Wetlands >> What is a Wetland?
What is a wetland?
Wetlands are ecosystems typically found on the transition between terrestrial and aquatic systems. In order to be classified as a wetland, an area typically has at least one of the following 3 characteristics:
1. Water tables -- what makes a wetland 'wet'?
To be classified as a wetland, an area of land must have water on the ground's surface or in the root zone for at least a portion of the growing season. This seasonal fluctuation of the water period (known as a hydroperiod), is continually affected by the weather, the season, water feeding into and draining from nearby streams, the surrounding watershed and other nearby bodies of water.
However, an area can still be a wetland, even if it doesn't appear to be 'wet.' Because of the changing hydroperiods, water is the most transient part of a wetland ecosystem. Often, when ecologists suspect an area is a wetland, they focus on the last 2 characteristics, because these are less likely to fluctuate seasonally.
Read more about wetland hydrology.
2. Hydric soils -- the foundation of wetland life
Soils found in wetlands are called hydric soils. Hydric soils exist when an area is saturated, flooded, or ponded for so long during the growing season that the upper soil level is without oxygen. There are two types of hydric soils: those with decomposed organic material, and those without. Each has unique characteristics.
Read more about hydric soils.
3. Wildlife and vegetation -- wetland life
Wetlands support a wide diversity of life.

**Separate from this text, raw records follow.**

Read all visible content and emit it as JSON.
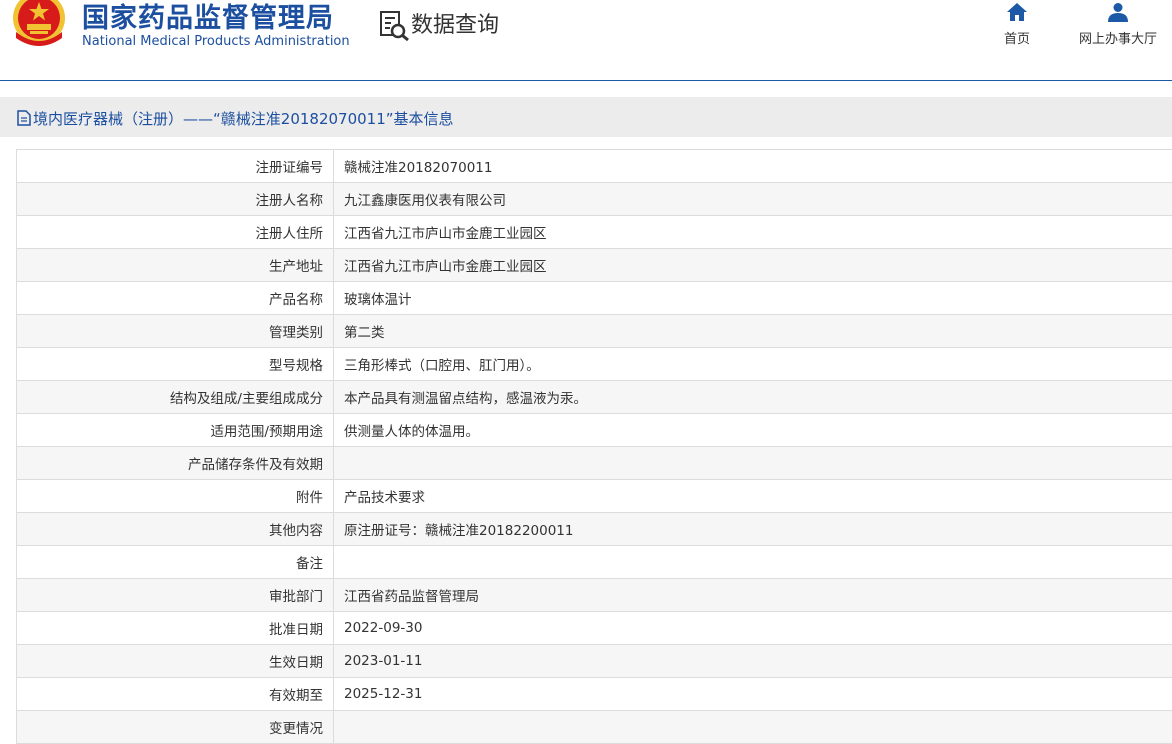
{
  "header": {
    "cn_title": "国家药品监督管理局",
    "en_title": "National Medical Products Administration",
    "query_label": "数据查询",
    "nav": [
      {
        "label": "首页",
        "icon": "home-icon"
      },
      {
        "label": "网上办事大厅",
        "icon": "user-icon"
      }
    ]
  },
  "info": {
    "title": "境内医疗器械（注册）——“赣械注准20182070011”基本信息"
  },
  "colors": {
    "brand_blue": "#1c4fa0",
    "emblem_red": "#d71a1a",
    "emblem_gold": "#f1c232"
  },
  "rows": [
    {
      "label": "注册证编号",
      "value": "赣械注准20182070011"
    },
    {
      "label": "注册人名称",
      "value": "九江鑫康医用仪表有限公司"
    },
    {
      "label": "注册人住所",
      "value": "江西省九江市庐山市金鹿工业园区"
    },
    {
      "label": "生产地址",
      "value": "江西省九江市庐山市金鹿工业园区"
    },
    {
      "label": "产品名称",
      "value": "玻璃体温计"
    },
    {
      "label": "管理类别",
      "value": "第二类"
    },
    {
      "label": "型号规格",
      "value": "三角形棒式（口腔用、肛门用）。"
    },
    {
      "label": "结构及组成/主要组成成分",
      "value": "本产品具有测温留点结构，感温液为汞。"
    },
    {
      "label": "适用范围/预期用途",
      "value": "供测量人体的体温用。"
    },
    {
      "label": "产品储存条件及有效期",
      "value": ""
    },
    {
      "label": "附件",
      "value": "产品技术要求"
    },
    {
      "label": "其他内容",
      "value": "原注册证号：赣械注准20182200011"
    },
    {
      "label": "备注",
      "value": ""
    },
    {
      "label": "审批部门",
      "value": "江西省药品监督管理局"
    },
    {
      "label": "批准日期",
      "value": "2022-09-30"
    },
    {
      "label": "生效日期",
      "value": "2023-01-11"
    },
    {
      "label": "有效期至",
      "value": "2025-12-31"
    },
    {
      "label": "变更情况",
      "value": ""
    }
  ]
}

Many organisms depend on wetlands completely for their survival, but even those who live in primarily aquatic or terrestrial habitats may rely on the ecotone border for a portion of the year, or for a portion of their life cycle.
Fluctuating water levels and variable salt concentrations create a harsh environment for wetland plants and animals, so in order to survive these harsh conditions, vegetation and wildlife develop special adaptations.